    “Barack Obama is not a good spokesman. He actually polarizes the debate,” said one person close to the White House who supports the health law. “The best people are doctors and nurses and normal people.”

    http://blogs.wsj.com/washwire/…..tab/print/

    1. Instead, the White House wants to spotlight health-care officials and regular Americans who have benefited from the law, in hopes of draining politics from the issue.

      Like that isn’t exactly what politics is all about. And of course some people are getting goodies out of the deal. The point is it’s bad for both health care and the economy in general.

  5. I think the decision will be unexpected. I don’t understand why they are debated to separate the mandate on the third day; didn’t Obama’s team drop the ball on that one?

    1. IIRC, they didn’t insert a phrase that would have protected different pieces of law, making it an all or nothing deal. I can’t remember any of the particulars, but I’m pretty sure you’re right.

    2. Re: rather,

      I think the decision will be unexpected.

      What do you mean? Is there another possible scenario besides the coin toss?

      1. Yes.
        Do I know what it could be?
        No.

        I’m collecting my thoughts but I haven’t even read Florida v. United States Department of Health and Human Services

  6. Too many people completely misunderstand the proper role of SCOTUS in this issue – they see it as some kind of super-legislature, and argue that SCOTUS should support O’care because it is desirable public policy. They evidently can’t grok the concept that SCOTUS does not and should not decide questions of this sort based on whether it is desirable from a policy standpoint – SCOTUS’s job is to interpret and apply the U.S. Constitution.

    1. P.S. Erwin Chemerinsky is a left-wing apologist hack.

    2. It’s not just the role of the SCOTUS on this issue, but all issues before the court. People want the court to bend the Constitution to fit their wants, “living document”, and all that.

      Unfortunately not many people want them to look at the Constitution and say “yes” or “no” on wheather or not a piece of legislation is constitutional.

  7. http://www.washingtonpost.com/…..inions_pop

    Good Charles Krauthammer column on how appalling this whole thing is.

    1. The first comment is quite entertaining.
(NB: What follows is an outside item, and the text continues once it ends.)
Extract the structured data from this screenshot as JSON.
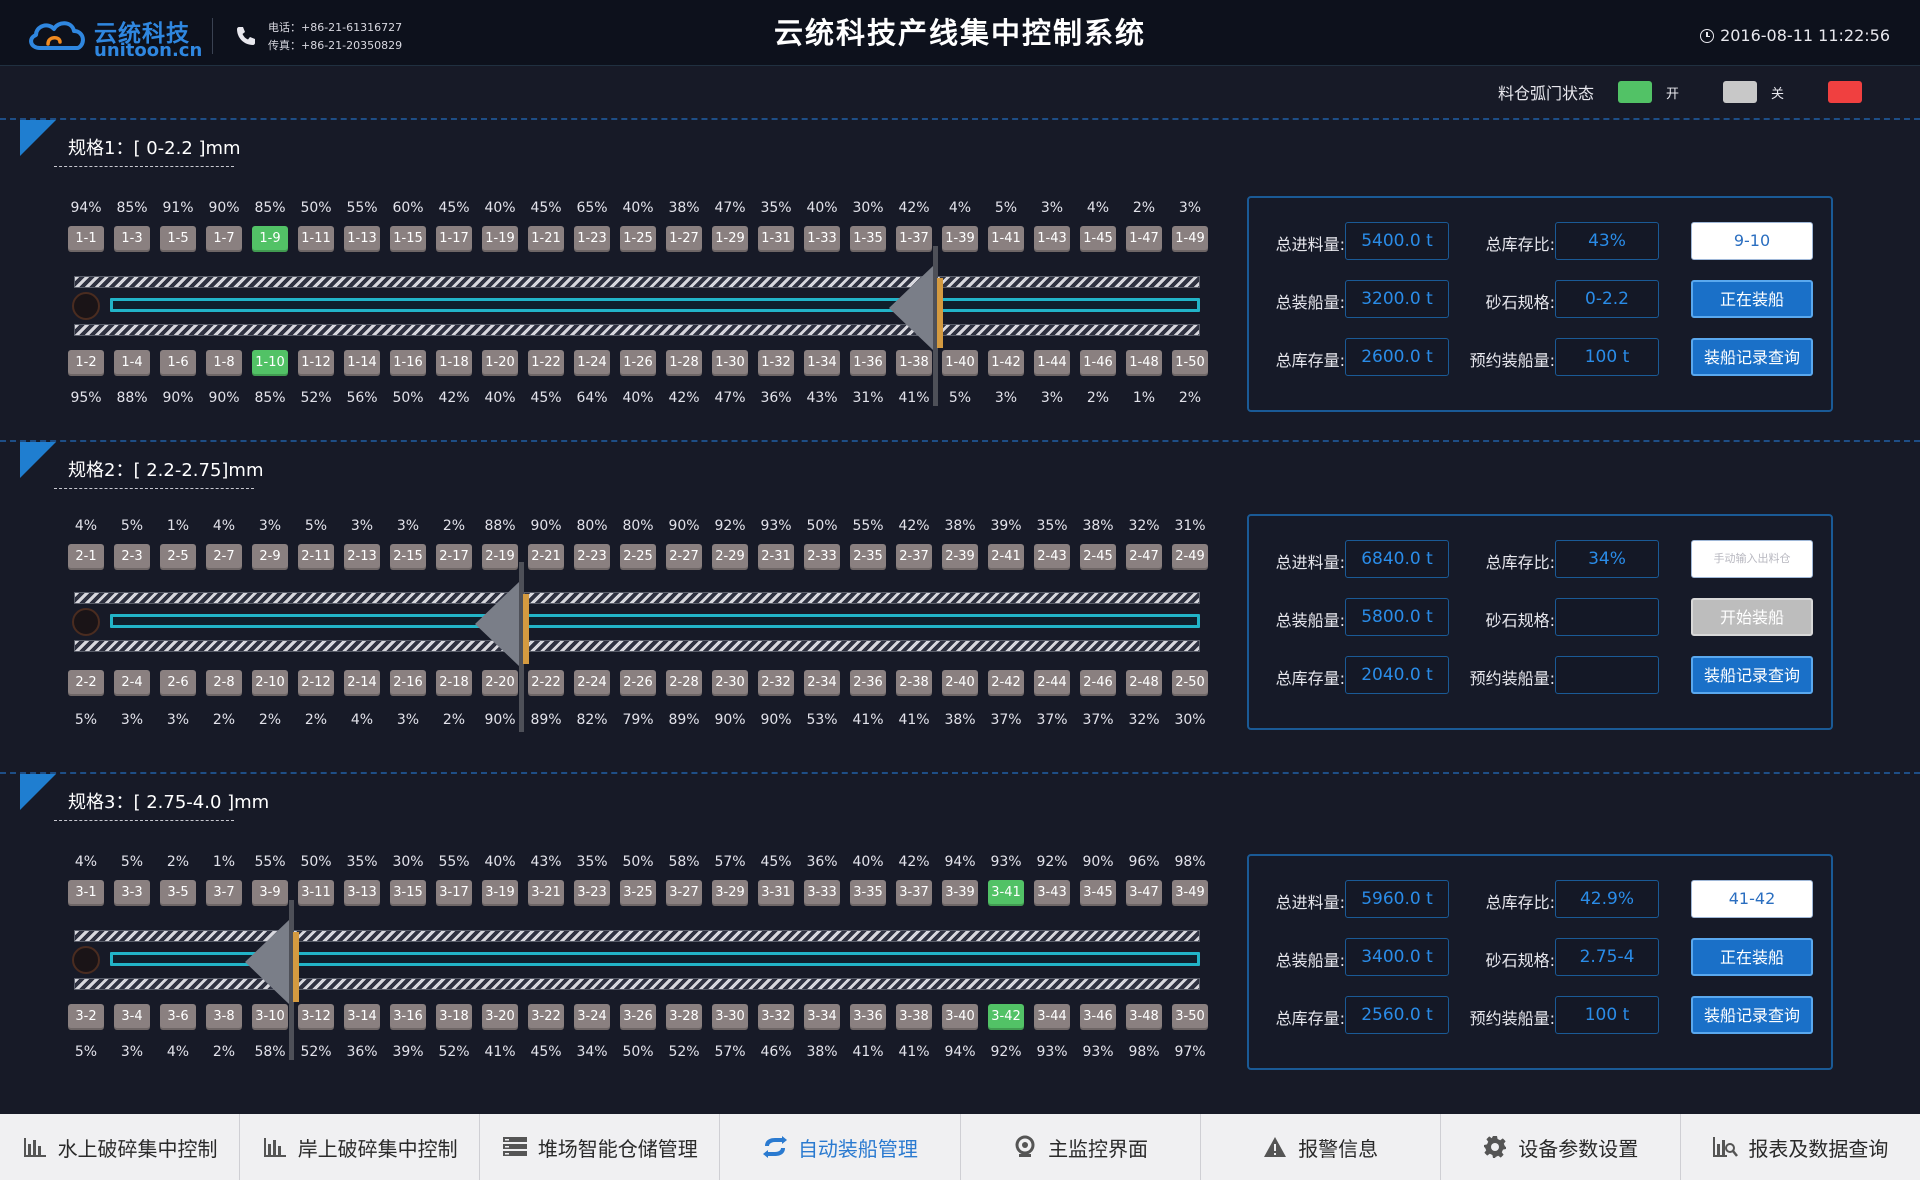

      The mandate is to make those who want to freeload off the system when they become sick, to contribute at least a small amount into it.

      Right Wingers are now defending the rights of Free Loaders to take advantage of all the rest of us. How come they are not making it possible for those same Free Loading types to just collect Insurance Payouts when ever they are in a accident or their home goes up in flames without ever having payed into coverage policies.

      What next; Republicans will demand that…See More
      User ID:http://washingtonpost.com/CdMKMzpQ0hreaRDr3iE9/XrE7VgS76krNWZjM5N3fM+++frlKkwhFQ==/

      So the point of Obamacare was to make the uninsured bear more of their health care costs. Really? I don’t seem to remember that being mentioned during the puppies and rainbows selling of it.

  8. What are the odds on this passing?

  9. I can’t imagine that the people who wrote the Constitution would agree that:
    1) A person just sitting in a chair and breathing is actively involved in interstate commerce.
    2) Government can compel every single citizen to enter a contract with a second private party. This would mean that any private party with enough political clout could use the government to forcibly extract money from every citizen. That, to me, seems like a huge open window for abuse.

    Do any of those statements sound like a government of limited, enumerated powers?

    1. In all fairness they can tax you and then spend that money how they see fit including subsidize a private company or citizen. The spending power issue is even more of a lost cause than Wickard.

  10. Does forcing me to purchase healthcare violate my 5th amendment rights?
    “nor shall private property be taken for public use, without just compensation.”

  11. All Power to the Imagination!

Please to post comments

Comments are closed.